[Opening STUDY MATERIAL section]
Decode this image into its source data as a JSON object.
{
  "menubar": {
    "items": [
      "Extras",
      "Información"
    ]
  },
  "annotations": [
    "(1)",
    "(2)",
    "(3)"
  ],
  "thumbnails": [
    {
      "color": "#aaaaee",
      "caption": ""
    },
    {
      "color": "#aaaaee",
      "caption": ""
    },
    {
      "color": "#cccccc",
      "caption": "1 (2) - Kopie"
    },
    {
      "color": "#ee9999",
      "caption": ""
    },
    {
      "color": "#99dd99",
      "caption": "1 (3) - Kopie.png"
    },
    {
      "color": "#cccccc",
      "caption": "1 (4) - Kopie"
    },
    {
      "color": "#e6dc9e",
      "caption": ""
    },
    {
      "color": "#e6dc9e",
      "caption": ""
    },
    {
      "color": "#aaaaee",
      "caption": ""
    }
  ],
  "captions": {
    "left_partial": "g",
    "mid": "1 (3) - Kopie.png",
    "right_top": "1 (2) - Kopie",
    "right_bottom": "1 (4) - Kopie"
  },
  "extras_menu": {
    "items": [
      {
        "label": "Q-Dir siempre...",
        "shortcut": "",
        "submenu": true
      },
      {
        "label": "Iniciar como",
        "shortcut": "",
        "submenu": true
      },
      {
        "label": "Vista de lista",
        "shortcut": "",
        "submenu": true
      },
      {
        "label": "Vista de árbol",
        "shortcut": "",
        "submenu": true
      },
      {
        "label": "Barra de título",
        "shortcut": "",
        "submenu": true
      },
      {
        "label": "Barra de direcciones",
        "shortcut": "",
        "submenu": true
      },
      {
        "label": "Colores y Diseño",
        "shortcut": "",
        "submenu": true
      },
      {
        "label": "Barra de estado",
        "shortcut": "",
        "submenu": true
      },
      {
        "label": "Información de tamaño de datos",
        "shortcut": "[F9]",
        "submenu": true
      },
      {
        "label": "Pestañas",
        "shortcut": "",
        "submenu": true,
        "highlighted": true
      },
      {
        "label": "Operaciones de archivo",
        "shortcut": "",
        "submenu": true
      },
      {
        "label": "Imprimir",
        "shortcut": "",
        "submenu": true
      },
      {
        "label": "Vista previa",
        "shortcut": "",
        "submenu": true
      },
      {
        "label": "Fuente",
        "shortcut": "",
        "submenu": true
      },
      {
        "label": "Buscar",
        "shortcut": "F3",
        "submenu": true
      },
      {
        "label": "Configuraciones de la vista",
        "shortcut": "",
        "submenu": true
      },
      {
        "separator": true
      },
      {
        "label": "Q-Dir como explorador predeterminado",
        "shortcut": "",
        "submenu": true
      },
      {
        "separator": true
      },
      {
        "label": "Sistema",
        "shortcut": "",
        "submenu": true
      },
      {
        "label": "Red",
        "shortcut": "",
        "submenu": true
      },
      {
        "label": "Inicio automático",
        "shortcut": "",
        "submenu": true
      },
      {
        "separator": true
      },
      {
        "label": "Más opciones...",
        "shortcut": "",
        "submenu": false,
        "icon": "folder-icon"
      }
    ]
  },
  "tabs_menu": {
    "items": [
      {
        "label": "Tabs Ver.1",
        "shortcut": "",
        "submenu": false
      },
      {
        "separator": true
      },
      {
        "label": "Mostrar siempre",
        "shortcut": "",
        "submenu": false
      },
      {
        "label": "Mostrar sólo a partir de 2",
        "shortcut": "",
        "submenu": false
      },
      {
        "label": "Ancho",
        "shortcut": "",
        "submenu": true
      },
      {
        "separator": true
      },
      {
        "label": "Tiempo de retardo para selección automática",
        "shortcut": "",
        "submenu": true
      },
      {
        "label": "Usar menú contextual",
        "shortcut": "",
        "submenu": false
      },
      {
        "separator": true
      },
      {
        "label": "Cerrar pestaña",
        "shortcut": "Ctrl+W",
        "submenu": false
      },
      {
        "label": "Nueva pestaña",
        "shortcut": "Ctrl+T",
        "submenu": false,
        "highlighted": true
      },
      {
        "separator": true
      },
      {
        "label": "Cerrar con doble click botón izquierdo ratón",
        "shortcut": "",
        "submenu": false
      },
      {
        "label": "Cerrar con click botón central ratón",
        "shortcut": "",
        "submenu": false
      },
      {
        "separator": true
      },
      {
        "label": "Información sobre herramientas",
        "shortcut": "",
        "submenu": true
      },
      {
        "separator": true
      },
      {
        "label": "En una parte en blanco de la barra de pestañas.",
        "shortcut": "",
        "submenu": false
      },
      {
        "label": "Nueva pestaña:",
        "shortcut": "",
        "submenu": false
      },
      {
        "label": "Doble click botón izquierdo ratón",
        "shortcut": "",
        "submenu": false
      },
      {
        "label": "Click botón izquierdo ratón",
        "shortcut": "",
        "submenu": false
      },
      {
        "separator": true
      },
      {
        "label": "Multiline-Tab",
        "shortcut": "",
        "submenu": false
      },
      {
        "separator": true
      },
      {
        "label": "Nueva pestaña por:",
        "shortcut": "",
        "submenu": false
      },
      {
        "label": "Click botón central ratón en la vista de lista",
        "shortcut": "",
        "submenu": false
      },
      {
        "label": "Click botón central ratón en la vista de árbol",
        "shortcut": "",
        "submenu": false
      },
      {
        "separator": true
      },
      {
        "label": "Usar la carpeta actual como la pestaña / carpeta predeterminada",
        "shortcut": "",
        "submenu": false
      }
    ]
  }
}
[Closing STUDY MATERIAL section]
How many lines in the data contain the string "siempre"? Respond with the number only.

■ **OUTPUT OF THE EXERCISE**:
2